LIDC and The Guardian Debate on Volunteering: What did our Panellists and Audience Have to Say?
October 17, 2017
On Wednesday 11th October 2017 the fourth debate of the LIDC & The Guardian Development Debate Series took place discussing ‘Does Short-term Volunteering Abroad do More Harm than Good?’
The topic attracted much attention with the debate drawing a crowd of over 250 students, former volunteers, academics and development professionals eager to interrogate the panel.
Bibi Van Der Zee, Editor of the The Guardian Global Development Professionals Network chaired the discussion and the panel consisted of Tricia Barnett (Equality in Tourism and former Director at Tourism Concern ), Dr. Jim Butcher (Canterbury Christ Church University), Alex Kent (Restless Development), and Professor Andrew Jones (City University). Dr Jim Butcher is author of the book ‘Volunteer Tourism: The Lifestyle Politics of International Development’ (Routledge, 2015), and has kindly provided a 20% discount voucher here.
The panel started by sharing their views on how to define short-term international volunteering in the context of international development. Illustrated by personal examples, the debate engaged with questions of whether volunteering is neo-colonial, global citizenship, and noted the importance of the different types of volunteering activities undertaken. The second part of the debate opened to audience questions, leading to a lively discussion with thought provoking questions.

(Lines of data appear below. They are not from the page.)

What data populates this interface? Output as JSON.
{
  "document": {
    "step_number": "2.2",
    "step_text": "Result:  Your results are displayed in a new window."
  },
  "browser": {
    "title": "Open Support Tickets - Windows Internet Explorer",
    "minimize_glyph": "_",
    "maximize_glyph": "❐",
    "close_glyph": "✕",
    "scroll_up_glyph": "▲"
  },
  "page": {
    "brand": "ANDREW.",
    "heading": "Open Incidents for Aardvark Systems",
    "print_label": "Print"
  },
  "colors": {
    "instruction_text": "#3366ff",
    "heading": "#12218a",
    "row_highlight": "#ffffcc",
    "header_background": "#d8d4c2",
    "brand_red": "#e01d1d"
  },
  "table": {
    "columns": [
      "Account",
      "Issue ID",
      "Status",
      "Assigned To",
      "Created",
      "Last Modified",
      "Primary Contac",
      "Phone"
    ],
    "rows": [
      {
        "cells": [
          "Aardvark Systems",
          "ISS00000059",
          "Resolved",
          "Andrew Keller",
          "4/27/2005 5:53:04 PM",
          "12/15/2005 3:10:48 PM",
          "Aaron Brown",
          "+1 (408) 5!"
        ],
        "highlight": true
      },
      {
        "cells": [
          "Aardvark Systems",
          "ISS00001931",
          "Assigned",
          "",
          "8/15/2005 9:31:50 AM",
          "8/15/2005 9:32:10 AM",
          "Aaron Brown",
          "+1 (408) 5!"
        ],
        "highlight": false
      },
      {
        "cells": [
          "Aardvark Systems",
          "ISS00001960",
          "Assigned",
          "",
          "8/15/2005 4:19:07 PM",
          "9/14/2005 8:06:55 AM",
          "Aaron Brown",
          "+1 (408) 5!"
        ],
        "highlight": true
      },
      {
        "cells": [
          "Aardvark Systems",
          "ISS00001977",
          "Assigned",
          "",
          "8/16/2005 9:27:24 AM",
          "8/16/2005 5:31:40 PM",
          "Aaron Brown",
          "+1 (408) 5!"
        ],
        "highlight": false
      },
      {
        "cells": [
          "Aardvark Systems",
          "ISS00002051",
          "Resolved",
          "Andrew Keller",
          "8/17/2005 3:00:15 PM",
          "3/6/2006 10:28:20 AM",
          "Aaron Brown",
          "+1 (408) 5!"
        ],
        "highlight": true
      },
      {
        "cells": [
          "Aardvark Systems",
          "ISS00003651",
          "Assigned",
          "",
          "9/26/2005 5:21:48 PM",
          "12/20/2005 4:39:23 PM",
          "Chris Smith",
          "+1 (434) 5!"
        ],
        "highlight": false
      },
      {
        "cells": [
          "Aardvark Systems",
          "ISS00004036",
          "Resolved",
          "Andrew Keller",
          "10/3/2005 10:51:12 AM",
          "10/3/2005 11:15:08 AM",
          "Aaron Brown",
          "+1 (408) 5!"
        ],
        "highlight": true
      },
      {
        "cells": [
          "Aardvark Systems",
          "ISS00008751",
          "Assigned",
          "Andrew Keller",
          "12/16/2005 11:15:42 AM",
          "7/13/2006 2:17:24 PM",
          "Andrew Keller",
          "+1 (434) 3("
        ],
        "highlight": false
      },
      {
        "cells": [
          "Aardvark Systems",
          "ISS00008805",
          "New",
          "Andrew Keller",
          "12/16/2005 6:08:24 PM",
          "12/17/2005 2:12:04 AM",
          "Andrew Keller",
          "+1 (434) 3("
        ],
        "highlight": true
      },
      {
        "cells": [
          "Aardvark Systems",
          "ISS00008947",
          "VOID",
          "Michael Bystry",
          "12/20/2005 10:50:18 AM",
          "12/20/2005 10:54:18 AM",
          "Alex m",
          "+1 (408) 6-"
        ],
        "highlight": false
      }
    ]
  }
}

A full recording of the debate can be found here:
The audience of over 250 students, academics and development professionals took to Twitter to share their thoughts. See what they had to say below:
Organized by the London International Development Centre and The Guardian the debate series aims to explore key issues in development, stimulate interesting discussions, and take an interdisciplinary approach to discussing global issues. Former debates in the series can be found here.